Posted May. 03, 2010 05:39,   


New criteria have been drawn up for the time-off plan for exemption of paid working hours introduced by a new law on unions and labor. The screening committee for the working hour exemption with members from two major unions and a public interest committee of business groups have set 11 levels of exemption limits from 1,000 to 48,000 hours depending on the number of union members. Only 0.5 to 24 full-time union members (18 from July 2012) are allowed under the new system.

The Labor Ministry will send notices on the time-off limit this month based on the screening committee’s vote and the National Assembly’s view, and implement the limit from July. The ban on paying wages to full-time labor members was included in union law in 1997, but implementation was postponed three times over the past 13 years because of political compromise. Though labor and management need to revise collective agreements after the implementation of the new system, the guidance period should be as short as possible to make sure the system takes effect. The ministry should sufficiently guide and supervise labor and management on the collective agreement revision to prevent them from carving out provisions that undermine the very purpose of the time-off program.

After taking root, the time-off program is expected to slash the excessive number of full-time union members. For example, Hyundai Motor, the largest employer in Korea with 45,000 union members, has 220 full-time unionists, including those dispatched from its parent organization. This is well above the 90 as specified in the collective agreement. The Hyundai Motor branch of the Korean Metal Workers’ Union can only have up to 24 full-timers from July. Even if the union pays part of the full-timers’ wage and save working hours that can be exempt, only 48 full-timers can be allowed. This means 80 percent of full-timers, or 170 workers, need to return to their workplace.

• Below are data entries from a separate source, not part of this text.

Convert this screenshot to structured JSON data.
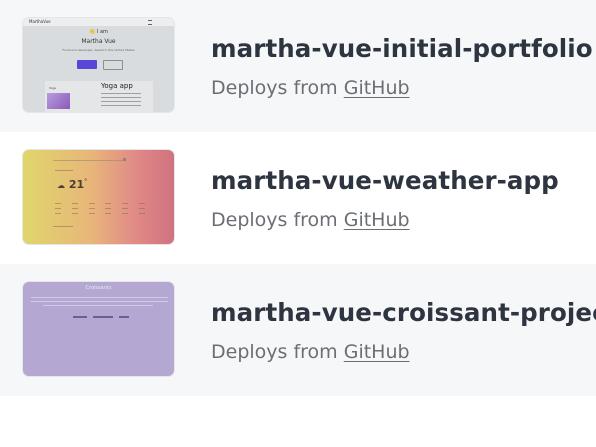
{
  "sites": [
    {
      "name": "martha-vue-initial-portfolio",
      "deploy_prefix": "Deploys from",
      "deploy_source": "GitHub",
      "thumbnail": {
        "brand": "MarthaVue",
        "greeting": "👋 I am",
        "person": "Martha Vue",
        "tagline": "Front-end developer, based in the United States",
        "card_title": "Yoga app",
        "card_thumb_label": "Yoga"
      }
    },
    {
      "name": "martha-vue-weather-app",
      "deploy_prefix": "Deploys from",
      "deploy_source": "GitHub",
      "thumbnail": {
        "temperature": "21",
        "temperature_unit": "°",
        "weather_icon": "cloud-sun-icon"
      }
    },
    {
      "name": "martha-vue-croissant-project",
      "deploy_prefix": "Deploys from",
      "deploy_source": "GitHub",
      "thumbnail": {
        "title": "Croissants"
      }
    }
  ],
  "colors": {
    "name_text": "#2e3440",
    "meta_text": "#6b6f75",
    "row_alt_bg": "#f6f7f8",
    "portfolio_button": "#5a46d6",
    "croissant_bg": "#b4a8d2"
  }
}
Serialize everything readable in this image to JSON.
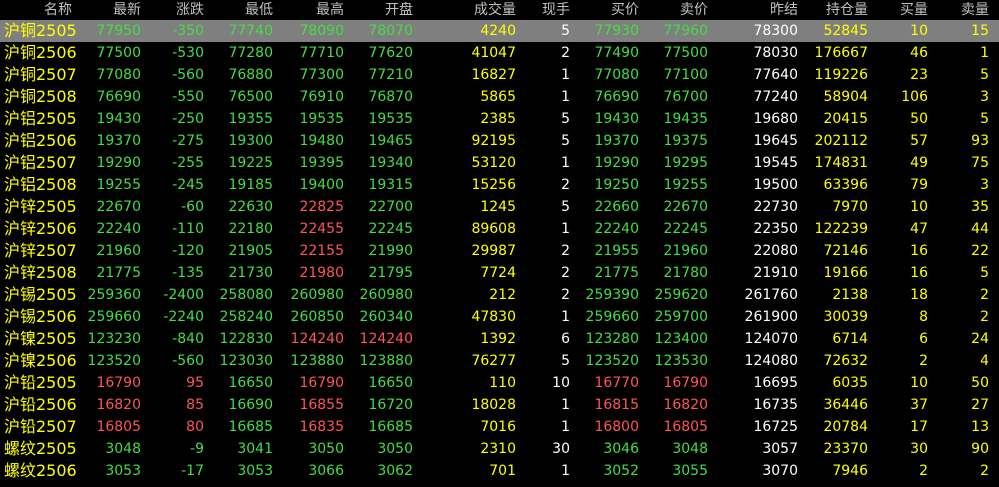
{
  "headers": {
    "name": "名称",
    "last": "最新",
    "change": "涨跌",
    "low": "最低",
    "high": "最高",
    "open": "开盘",
    "volume": "成交量",
    "current_hand": "现手",
    "bid": "买价",
    "ask": "卖价",
    "prev_settle": "昨结",
    "open_interest": "持仓量",
    "bid_vol": "买量",
    "ask_vol": "卖量"
  },
  "rows": [
    {
      "name": "沪铜2505",
      "last": "77950",
      "change": "-350",
      "low": "77740",
      "high": "78090",
      "open": "78070",
      "volume": "4240",
      "current_hand": "5",
      "bid": "77930",
      "ask": "77960",
      "prev_settle": "78300",
      "open_interest": "52845",
      "bid_vol": "10",
      "ask_vol": "15"
    },
    {
      "name": "沪铜2506",
      "last": "77500",
      "change": "-530",
      "low": "77280",
      "high": "77710",
      "open": "77620",
      "volume": "41047",
      "current_hand": "2",
      "bid": "77490",
      "ask": "77500",
      "prev_settle": "78030",
      "open_interest": "176667",
      "bid_vol": "46",
      "ask_vol": "1"
    },
    {
      "name": "沪铜2507",
      "last": "77080",
      "change": "-560",
      "low": "76880",
      "high": "77300",
      "open": "77210",
      "volume": "16827",
      "current_hand": "1",
      "bid": "77080",
      "ask": "77100",
      "prev_settle": "77640",
      "open_interest": "119226",
      "bid_vol": "23",
      "ask_vol": "5"
    },
    {
      "name": "沪铜2508",
      "last": "76690",
      "change": "-550",
      "low": "76500",
      "high": "76910",
      "open": "76870",
      "volume": "5865",
      "current_hand": "1",
      "bid": "76690",
      "ask": "76700",
      "prev_settle": "77240",
      "open_interest": "58904",
      "bid_vol": "106",
      "ask_vol": "3"
    },
    {
      "name": "沪铝2505",
      "last": "19430",
      "change": "-250",
      "low": "19355",
      "high": "19535",
      "open": "19535",
      "volume": "2385",
      "current_hand": "5",
      "bid": "19430",
      "ask": "19435",
      "prev_settle": "19680",
      "open_interest": "20415",
      "bid_vol": "50",
      "ask_vol": "5"
    },
    {
      "name": "沪铝2506",
      "last": "19370",
      "change": "-275",
      "low": "19300",
      "high": "19480",
      "open": "19465",
      "volume": "92195",
      "current_hand": "5",
      "bid": "19370",
      "ask": "19375",
      "prev_settle": "19645",
      "open_interest": "202112",
      "bid_vol": "57",
      "ask_vol": "93"
    },
    {
      "name": "沪铝2507",
      "last": "19290",
      "change": "-255",
      "low": "19225",
      "high": "19395",
      "open": "19340",
      "volume": "53120",
      "current_hand": "1",
      "bid": "19290",
      "ask": "19295",
      "prev_settle": "19545",
      "open_interest": "174831",
      "bid_vol": "49",
      "ask_vol": "75"
    },
    {
      "name": "沪铝2508",
      "last": "19255",
      "change": "-245",
      "low": "19185",
      "high": "19400",
      "open": "19315",
      "volume": "15256",
      "current_hand": "2",
      "bid": "19250",
      "ask": "19255",
      "prev_settle": "19500",
      "open_interest": "63396",
      "bid_vol": "79",
      "ask_vol": "3"
    },
    {
      "name": "沪锌2505",
      "last": "22670",
      "change": "-60",
      "low": "22630",
      "high": "22825",
      "open": "22700",
      "volume": "1245",
      "current_hand": "5",
      "bid": "22660",
      "ask": "22670",
      "prev_settle": "22730",
      "open_interest": "7970",
      "bid_vol": "10",
      "ask_vol": "35"
    },
    {
      "name": "沪锌2506",
      "last": "22240",
      "change": "-110",
      "low": "22180",
      "high": "22455",
      "open": "22245",
      "volume": "89608",
      "current_hand": "1",
      "bid": "22240",
      "ask": "22245",
      "prev_settle": "22350",
      "open_interest": "122239",
      "bid_vol": "47",
      "ask_vol": "44"
    },
    {
      "name": "沪锌2507",
      "last": "21960",
      "change": "-120",
      "low": "21905",
      "high": "22155",
      "open": "21990",
      "volume": "29987",
      "current_hand": "2",
      "bid": "21955",
      "ask": "21960",
      "prev_settle": "22080",
      "open_interest": "72146",
      "bid_vol": "16",
      "ask_vol": "22"
    },
    {
      "name": "沪锌2508",
      "last": "21775",
      "change": "-135",
      "low": "21730",
      "high": "21980",
      "open": "21795",
      "volume": "7724",
      "current_hand": "2",
      "bid": "21775",
      "ask": "21780",
      "prev_settle": "21910",
      "open_interest": "19166",
      "bid_vol": "16",
      "ask_vol": "5"
    },
    {
      "name": "沪锡2505",
      "last": "259360",
      "change": "-2400",
      "low": "258080",
      "high": "260980",
      "open": "260980",
      "volume": "212",
      "current_hand": "2",
      "bid": "259390",
      "ask": "259620",
      "prev_settle": "261760",
      "open_interest": "2138",
      "bid_vol": "18",
      "ask_vol": "2"
    },
    {
      "name": "沪锡2506",
      "last": "259660",
      "change": "-2240",
      "low": "258240",
      "high": "260850",
      "open": "260340",
      "volume": "47830",
      "current_hand": "1",
      "bid": "259660",
      "ask": "259700",
      "prev_settle": "261900",
      "open_interest": "30039",
      "bid_vol": "8",
      "ask_vol": "2"
    },
    {
      "name": "沪镍2505",
      "last": "123230",
      "change": "-840",
      "low": "122830",
      "high": "124240",
      "open": "124240",
      "volume": "1392",
      "current_hand": "6",
      "bid": "123280",
      "ask": "123400",
      "prev_settle": "124070",
      "open_interest": "6714",
      "bid_vol": "6",
      "ask_vol": "24"
    },
    {
      "name": "沪镍2506",
      "last": "123520",
      "change": "-560",
      "low": "123030",
      "high": "123880",
      "open": "123880",
      "volume": "76277",
      "current_hand": "5",
      "bid": "123520",
      "ask": "123530",
      "prev_settle": "124080",
      "open_interest": "72632",
      "bid_vol": "2",
      "ask_vol": "4"
    },
    {
      "name": "沪铅2505",
      "last": "16790",
      "change": "95",
      "low": "16650",
      "high": "16790",
      "open": "16650",
      "volume": "110",
      "current_hand": "10",
      "bid": "16770",
      "ask": "16790",
      "prev_settle": "16695",
      "open_interest": "6035",
      "bid_vol": "10",
      "ask_vol": "50"
    },
    {
      "name": "沪铅2506",
      "last": "16820",
      "change": "85",
      "low": "16690",
      "high": "16855",
      "open": "16720",
      "volume": "18028",
      "current_hand": "1",
      "bid": "16815",
      "ask": "16820",
      "prev_settle": "16735",
      "open_interest": "36446",
      "bid_vol": "37",
      "ask_vol": "27"
    },
    {
      "name": "沪铅2507",
      "last": "16805",
      "change": "80",
      "low": "16685",
      "high": "16835",
      "open": "16685",
      "volume": "7016",
      "current_hand": "1",
      "bid": "16800",
      "ask": "16805",
      "prev_settle": "16725",
      "open_interest": "20784",
      "bid_vol": "17",
      "ask_vol": "13"
    },
    {
      "name": "螺纹2505",
      "last": "3048",
      "change": "-9",
      "low": "3041",
      "high": "3050",
      "open": "3050",
      "volume": "2310",
      "current_hand": "30",
      "bid": "3046",
      "ask": "3048",
      "prev_settle": "3057",
      "open_interest": "23370",
      "bid_vol": "30",
      "ask_vol": "90"
    },
    {
      "name": "螺纹2506",
      "last": "3053",
      "change": "-17",
      "low": "3053",
      "high": "3066",
      "open": "3062",
      "volume": "701",
      "current_hand": "1",
      "bid": "3052",
      "ask": "3055",
      "prev_settle": "3070",
      "open_interest": "7946",
      "bid_vol": "2",
      "ask_vol": "2"
    }
  ],
  "colors": {
    "background": "#000000",
    "up": "#ff5555",
    "down": "#44dd44",
    "name": "#ffff00",
    "header": "#c0c0c0",
    "selected_row": "#7f7f7f"
  },
  "selected_row": 0
}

According to the Korea Labor Institute, the number of union members per full-time union member dropped from 183 in 1983 to 149 in 2008, but the figure is still three to 10 times that of the U.S., Japan and the European Union. The high number of full-time unionists is attributable to militant unions bent on securing as many full-time members as possible. The overflowing number of full-timers leaves workplaces and makes demonstration sites their home. Many of them even participated in militant political struggles that usually did not represent the interests of the union. Some asked the company for undue privileges and illegally meddled in hiring. The past practice of paying wages to full-time unionists granted unjustifiable privileges to labor activists who demonstrate for living.

The practice of unions paying for their own operations is an international standard. If the same principle is applied to Korean unions, they must undergo restructuring. According to a survey on Hyundai Motor union members, 86.2 percent said change is needed to improve confrontational labor-management relations. The union leadership with a military inclination and heavy political motivation has lost the hearts of many union members. The time-off program should be an opportunity to resolve the long-standing practice that hinders wholesome labor-management relations.